“We would not even be having this discussion about dam removal if it were not for our nation’s strong environmental laws,” said David Moskowitz, executive director of the Conservation Angler. “Now, Rep. Simpson proposes to take away these very same tools that can ensure protection of salmon and steelhead in other watersheds across the basin including the Willamette, Deschutes and Upper Columbia basins.
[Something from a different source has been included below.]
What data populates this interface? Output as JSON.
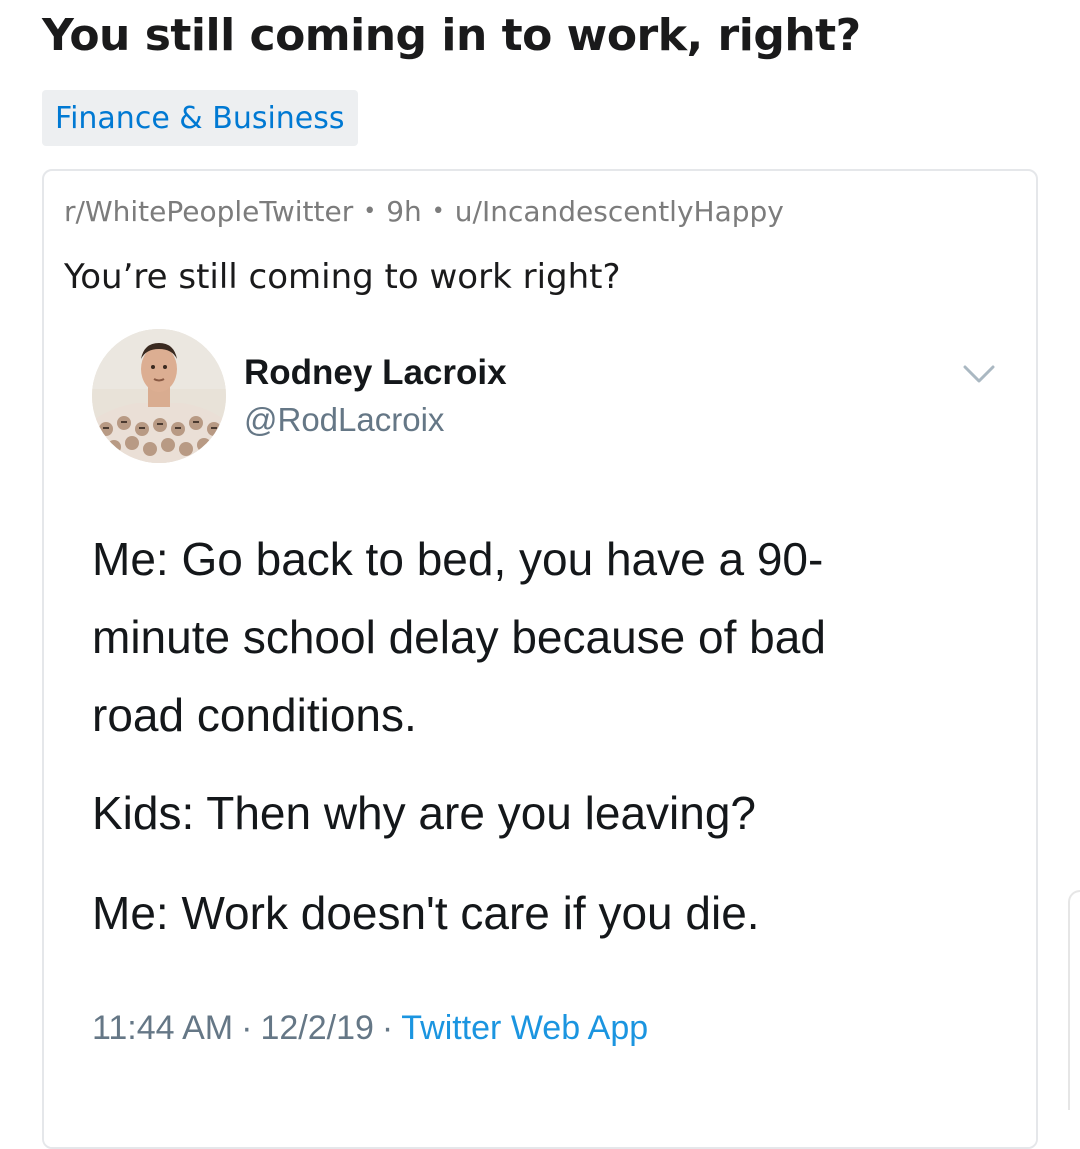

It’s simply not acceptable to sacrifice all the basin’s other salmon for those in the Snake River.”

The letter concludes: “The current proposal sacrifices too much, fails to address major limiting factors in the survival of wild salmon, steelhead, and other species in the Columbia Basin, and would lock in a failed status quo or worse for much of the rest of the basin, while providing a financial and regulatory windfall for some of the very forces that are responsible, in large part, for the plight of these species and many of the most serious environmental justice issues in the basin.”

Groups signing the letter to the four senators opposing the Simpson Proposal include the Blue Mountains Biodiversity Partnership, Cascadia Wildlands, Center for Biological Diversity, Center for Food Safety, Deschutes River Alliance, Friends of the Earth, Food & Water Watch, Native Fish Society, Northwest Environmental Advocates, Nuclear Information and Resource Service, Oregon Wild, Spokane Riverkeeper, the Conservation Angler, WaterWatch of Oregon, Wild Fish Conservancy, Willamette Riverkeeper, and WildEarth Guardians.